  4. I think I was caught by a speed trap in a lay-by the other day. “Didn’t you see it?”, asked my wife. “No, I was driving too fast”. I think it would be good to have awareness traps monitoring our speed of life. Slow down, take more in. 🙂
    Nice buzzard, one of my favourite birds.


    1. There are plenty of awareness traps out there…and we get caught daily. I wonder if a points system would get us to take note? 😉

      Buzzards and kites… there is not a day goes by without seeing them here 🙂

      Liked by 1 person

  5. The fact the little boy was puzzled at his mum’s reaction makes me think he would usually receive that expected cuddle but worrying about a sick son, filling in the paperwork, waiting to see the doctor took up all her attention at that moment. I’ve made mistakes, missed important signal – I just hope not too many that I did harm.


    1. He had to have learned that ‘love you’ from his Mum too… and yes, we’ve all been preoccupied and missed things. It was simply that watching the interplay made me think…


  6. A beautiful message, Sue. It is true what you have said here. I am sensitive to my boys and don’t think I would do this. I am guilty of going off the deep end if they nag me about something. No-one is perfect.


Please leave a comment - we would love to hear from you

Fill in your details below or click an icon to log in:

WordPress.com Logo

You are commenting using your WordPress.com account. Log Out /  Change )

Twitter picture

You are commenting using your Twitter account. Log Out /  Change )

Facebook photo

You are commenting using your Facebook account.

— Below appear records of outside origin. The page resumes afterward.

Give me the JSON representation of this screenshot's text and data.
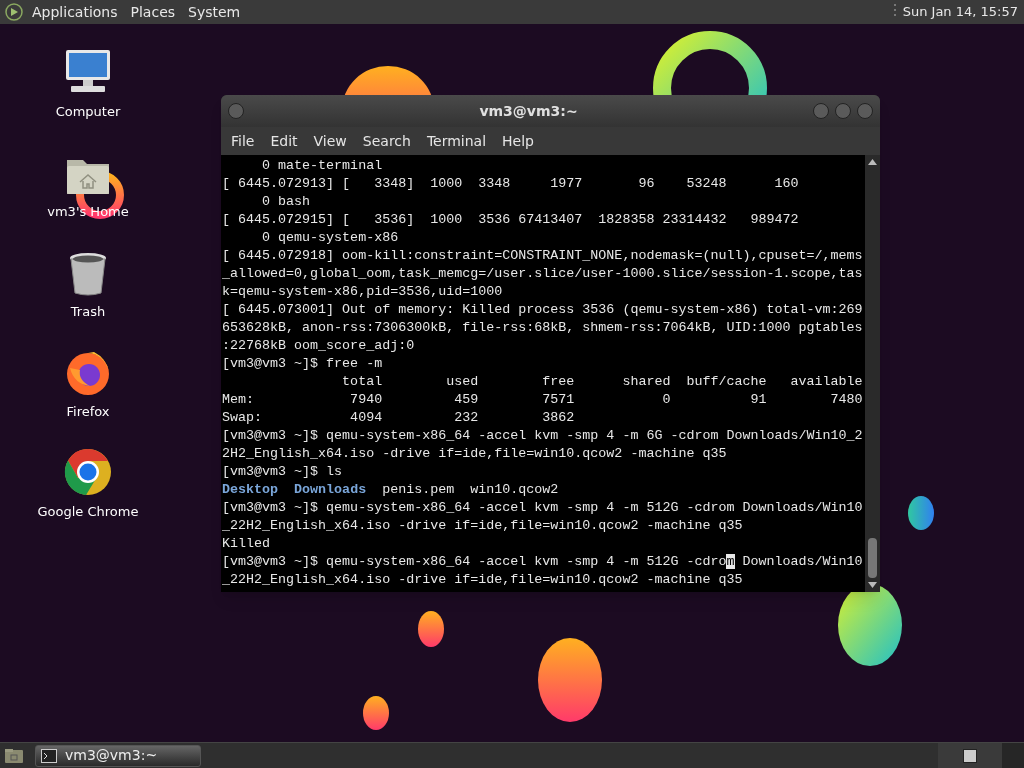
{
  "top_panel": {
    "menus": [
      "Applications",
      "Places",
      "System"
    ],
    "clock": "Sun Jan 14, 15:57"
  },
  "desktop_icons": [
    {
      "label": "Computer",
      "kind": "computer"
    },
    {
      "label": "vm3's Home",
      "kind": "home"
    },
    {
      "label": "Trash",
      "kind": "trash"
    },
    {
      "label": "Firefox",
      "kind": "firefox"
    },
    {
      "label": "Google Chrome",
      "kind": "chrome"
    }
  ],
  "window": {
    "title": "vm3@vm3:~",
    "menu": [
      "File",
      "Edit",
      "View",
      "Search",
      "Terminal",
      "Help"
    ],
    "lines": [
      {
        "text": "     0 mate-terminal"
      },
      {
        "text": "[ 6445.072913] [   3348]  1000  3348     1977       96    53248      160"
      },
      {
        "text": "     0 bash"
      },
      {
        "text": "[ 6445.072915] [   3536]  1000  3536 67413407  1828358 23314432   989472"
      },
      {
        "text": "     0 qemu-system-x86"
      },
      {
        "text": "[ 6445.072918] oom-kill:constraint=CONSTRAINT_NONE,nodemask=(null),cpuset=/,mems"
      },
      {
        "text": "_allowed=0,global_oom,task_memcg=/user.slice/user-1000.slice/session-1.scope,tas"
      },
      {
        "text": "k=qemu-system-x86,pid=3536,uid=1000"
      },
      {
        "text": "[ 6445.073001] Out of memory: Killed process 3536 (qemu-system-x86) total-vm:269"
      },
      {
        "text": "653628kB, anon-rss:7306300kB, file-rss:68kB, shmem-rss:7064kB, UID:1000 pgtables"
      },
      {
        "text": ":22768kB oom_score_adj:0"
      },
      {
        "text": "[vm3@vm3 ~]$ free -m"
      },
      {
        "text": "               total        used        free      shared  buff/cache   available"
      },
      {
        "text": "Mem:            7940         459        7571           0          91        7480"
      },
      {
        "text": "Swap:           4094         232        3862"
      },
      {
        "text": "[vm3@vm3 ~]$ qemu-system-x86_64 -accel kvm -smp 4 -m 6G -cdrom Downloads/Win10_2"
      },
      {
        "text": "2H2_English_x64.iso -drive if=ide,file=win10.qcow2 -machine q35"
      },
      {
        "text": "[vm3@vm3 ~]$ ls"
      },
      {
        "segments": [
          {
            "text": "Desktop",
            "kind": "dir"
          },
          {
            "text": "  Downloads",
            "kind": "dir"
          },
          {
            "text": "  penis.pem  win10.qcow2",
            "kind": "plain"
          }
        ]
      },
      {
        "text": "[vm3@vm3 ~]$ qemu-system-x86_64 -accel kvm -smp 4 -m 512G -cdrom Downloads/Win10"
      },
      {
        "text": "_22H2_English_x64.iso -drive if=ide,file=win10.qcow2 -machine q35"
      },
      {
        "text": "Killed"
      },
      {
        "segments": [
          {
            "text": "[vm3@vm3 ~]$ qemu-system-x86_64 -accel kvm -smp 4 -m 512G -cdro",
            "kind": "plain"
          },
          {
            "text": "m",
            "kind": "cursor"
          },
          {
            "text": " Downloads/Win10",
            "kind": "plain"
          }
        ]
      },
      {
        "text": "_22H2_English_x64.iso -drive if=ide,file=win10.qcow2 -machine q35"
      }
    ]
  },
  "taskbar": {
    "tasks": [
      {
        "label": "vm3@vm3:~",
        "selected": true
      }
    ]
  }
}
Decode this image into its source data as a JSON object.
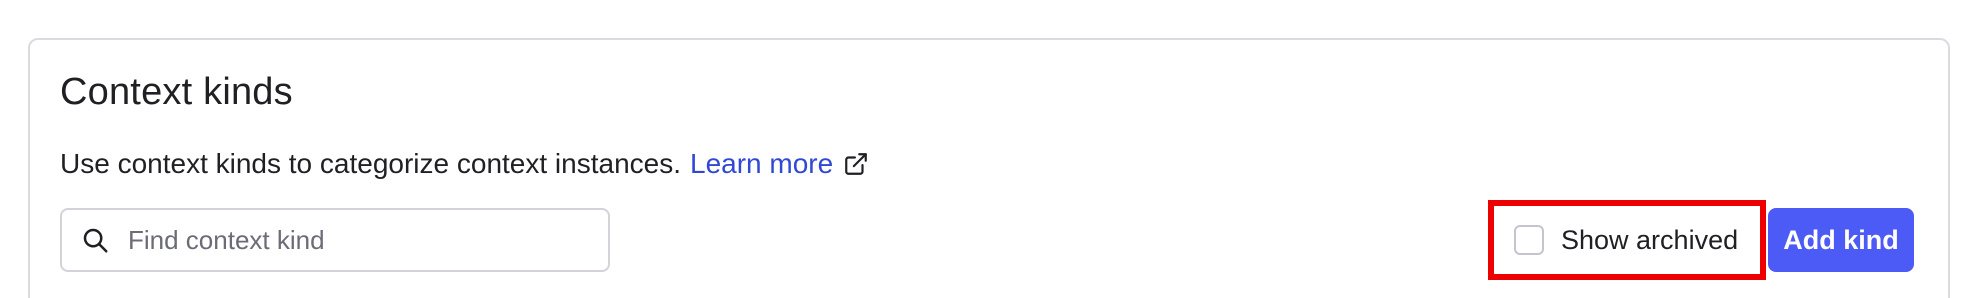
{
  "card": {
    "title": "Context kinds",
    "description": "Use context kinds to categorize context instances.",
    "learn_more_label": "Learn more"
  },
  "search": {
    "placeholder": "Find context kind",
    "value": ""
  },
  "show_archived": {
    "label": "Show archived",
    "checked": false
  },
  "add_button": {
    "label": "Add kind"
  },
  "colors": {
    "link": "#3048d4",
    "primary_button": "#4c5bf5",
    "highlight": "#ee0000",
    "border": "#dadbe0"
  },
  "icons": {
    "search": "search-icon",
    "external_link": "external-link-icon"
  }
}
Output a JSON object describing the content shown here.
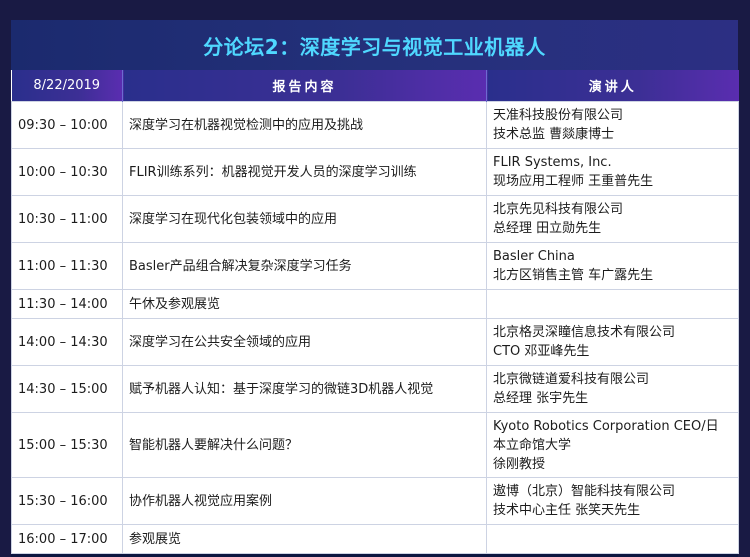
{
  "title": "分论坛2：深度学习与视觉工业机器人",
  "header": {
    "date": "8/22/2019",
    "topic": "报告内容",
    "speaker": "演讲人"
  },
  "rows": [
    {
      "time": "09:30 – 10:00",
      "topic": "深度学习在机器视觉检测中的应用及挑战",
      "speaker": [
        "天准科技股份有限公司",
        "技术总监 曹燚康博士"
      ]
    },
    {
      "time": "10:00 – 10:30",
      "topic": "FLIR训练系列：机器视觉开发人员的深度学习训练",
      "speaker": [
        "FLIR Systems, Inc.",
        "现场应用工程师 王重普先生"
      ]
    },
    {
      "time": "10:30 – 11:00",
      "topic": "深度学习在现代化包装领域中的应用",
      "speaker": [
        "北京先见科技有限公司",
        "总经理 田立勋先生"
      ]
    },
    {
      "time": "11:00 – 11:30",
      "topic": "Basler产品组合解决复杂深度学习任务",
      "speaker": [
        "Basler China",
        "北方区销售主管 车广露先生"
      ]
    },
    {
      "time": "11:30 – 14:00",
      "topic": "午休及参观展览",
      "speaker": []
    },
    {
      "time": "14:00 – 14:30",
      "topic": "深度学习在公共安全领域的应用",
      "speaker": [
        "北京格灵深瞳信息技术有限公司",
        "CTO 邓亚峰先生"
      ]
    },
    {
      "time": "14:30 – 15:00",
      "topic": "赋予机器人认知：基于深度学习的微链3D机器人视觉",
      "speaker": [
        "北京微链道爱科技有限公司",
        "总经理 张宇先生"
      ]
    },
    {
      "time": "15:00 – 15:30",
      "topic": "智能机器人要解决什么问题？",
      "speaker": [
        "Kyoto Robotics Corporation CEO/日",
        "本立命馆大学",
        "徐刚教授"
      ]
    },
    {
      "time": "15:30 – 16:00",
      "topic": "协作机器人视觉应用案例",
      "speaker": [
        "遨博（北京）智能科技有限公司",
        "技术中心主任 张笑天先生"
      ]
    },
    {
      "time": "16:00 – 17:00",
      "topic": "参观展览",
      "speaker": []
    }
  ]
}
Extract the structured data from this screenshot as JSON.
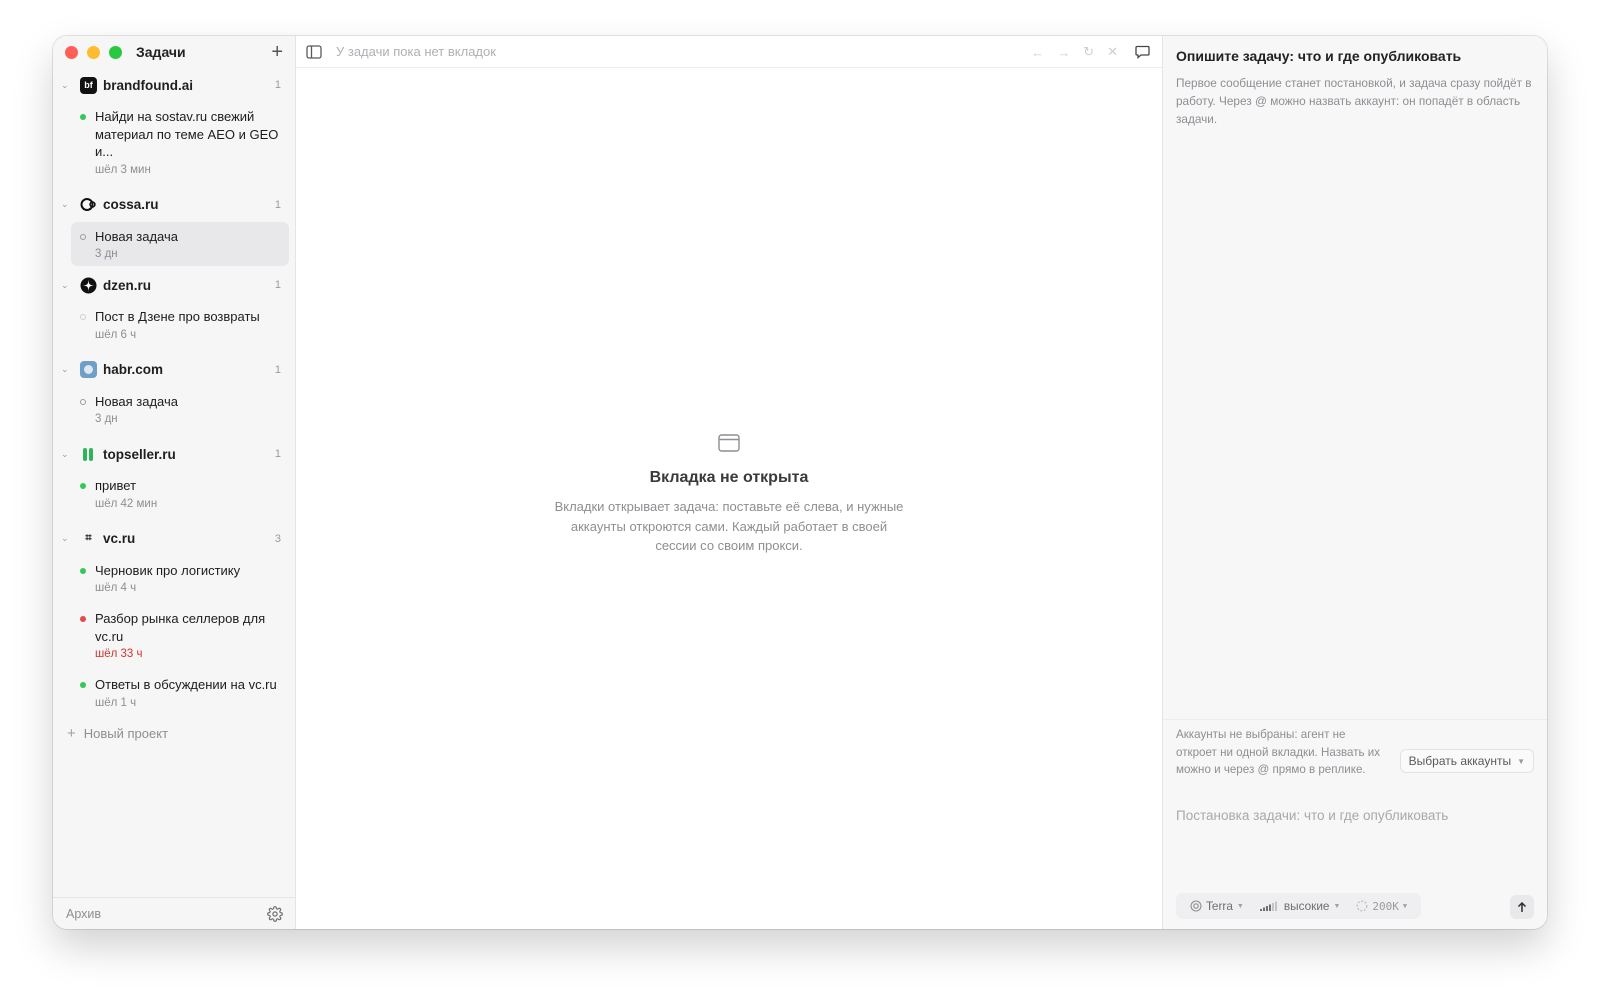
{
  "sidebar": {
    "title": "Задачи",
    "new_project_label": "Новый проект",
    "archive_label": "Архив",
    "projects": [
      {
        "name": "brandfound.ai",
        "count": "1",
        "icon_text": "bf",
        "tasks": [
          {
            "title": "Найди на sostav.ru свежий материал по теме AEO и GEO и...",
            "meta": "шёл 3 мин",
            "status": "running"
          }
        ]
      },
      {
        "name": "cossa.ru",
        "count": "1",
        "tasks": [
          {
            "title": "Новая задача",
            "meta": "3 дн",
            "status": "idle"
          }
        ]
      },
      {
        "name": "dzen.ru",
        "count": "1",
        "tasks": [
          {
            "title": "Пост в Дзене про возвраты",
            "meta": "шёл 6 ч",
            "status": "idle-light"
          }
        ]
      },
      {
        "name": "habr.com",
        "count": "1",
        "tasks": [
          {
            "title": "Новая задача",
            "meta": "3 дн",
            "status": "idle"
          }
        ]
      },
      {
        "name": "topseller.ru",
        "count": "1",
        "tasks": [
          {
            "title": "привет",
            "meta": "шёл 42 мин",
            "status": "running"
          }
        ]
      },
      {
        "name": "vc.ru",
        "count": "3",
        "tasks": [
          {
            "title": "Черновик про логистику",
            "meta": "шёл 4 ч",
            "status": "running"
          },
          {
            "title": "Разбор рынка селлеров для vc.ru",
            "meta": "шёл 33 ч",
            "status": "error"
          },
          {
            "title": "Ответы в обсуждении на vc.ru",
            "meta": "шёл 1 ч",
            "status": "running"
          }
        ]
      }
    ]
  },
  "main": {
    "no_tabs_text": "У задачи пока нет вкладок",
    "empty_title": "Вкладка не открыта",
    "empty_text": "Вкладки открывает задача: поставьте её слева, и нужные аккаунты откроются сами. Каждый работает в своей сессии со своим прокси."
  },
  "panel": {
    "title": "Опишите задачу: что и где опубликовать",
    "description": "Первое сообщение станет постановкой, и задача сразу пойдёт в работу. Через @ можно назвать аккаунт: он попадёт в область задачи.",
    "accounts_warning": "Аккаунты не выбраны: агент не откроет ни одной вкладки. Назвать их можно и через @ прямо в реплике.",
    "choose_accounts_label": "Выбрать аккаунты",
    "input_placeholder": "Постановка задачи: что и где опубликовать",
    "model_label": "Terra",
    "effort_label": "высокие",
    "context_label": "200K"
  },
  "colors": {
    "running": "#34c759",
    "error": "#e5484d",
    "idle_ring": "#b5b5ba",
    "traffic_red": "#ff5f57",
    "traffic_yellow": "#febc2e",
    "traffic_green": "#28c840"
  },
  "icons": {
    "new_task": "plus-icon",
    "sidebar_toggle": "sidebar-toggle-icon",
    "back": "arrow-left-icon",
    "forward": "arrow-right-icon",
    "reload": "reload-icon",
    "close": "close-icon",
    "chat": "chat-bubble-icon",
    "settings": "gear-icon",
    "send": "arrow-up-icon"
  }
}
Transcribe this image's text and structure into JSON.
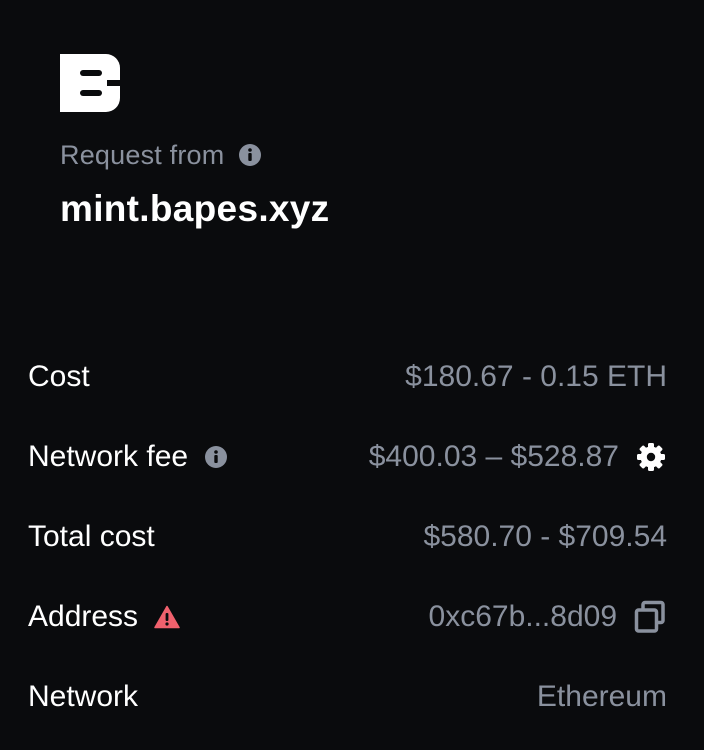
{
  "header": {
    "request_label": "Request from",
    "domain": "mint.bapes.xyz",
    "logo_icon": "brand-b-logo",
    "info_icon": "info-icon"
  },
  "details": {
    "cost": {
      "label": "Cost",
      "value": "$180.67 - 0.15 ETH"
    },
    "network_fee": {
      "label": "Network fee",
      "value": "$400.03 – $528.87",
      "info_icon": "info-icon",
      "action_icon": "gear-icon"
    },
    "total_cost": {
      "label": "Total cost",
      "value": "$580.70 - $709.54"
    },
    "address": {
      "label": "Address",
      "value": "0xc67b...8d09",
      "warning_icon": "warning-icon",
      "action_icon": "copy-icon"
    },
    "network": {
      "label": "Network",
      "value": "Ethereum"
    }
  },
  "colors": {
    "background": "#0a0b0d",
    "primary_text": "#ffffff",
    "secondary_text": "#8a919e",
    "warning": "#f0616d"
  }
}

Log Out /  Change )

Connecting to %s

This site uses Akismet to reduce spam. Learn how your comment data is processed.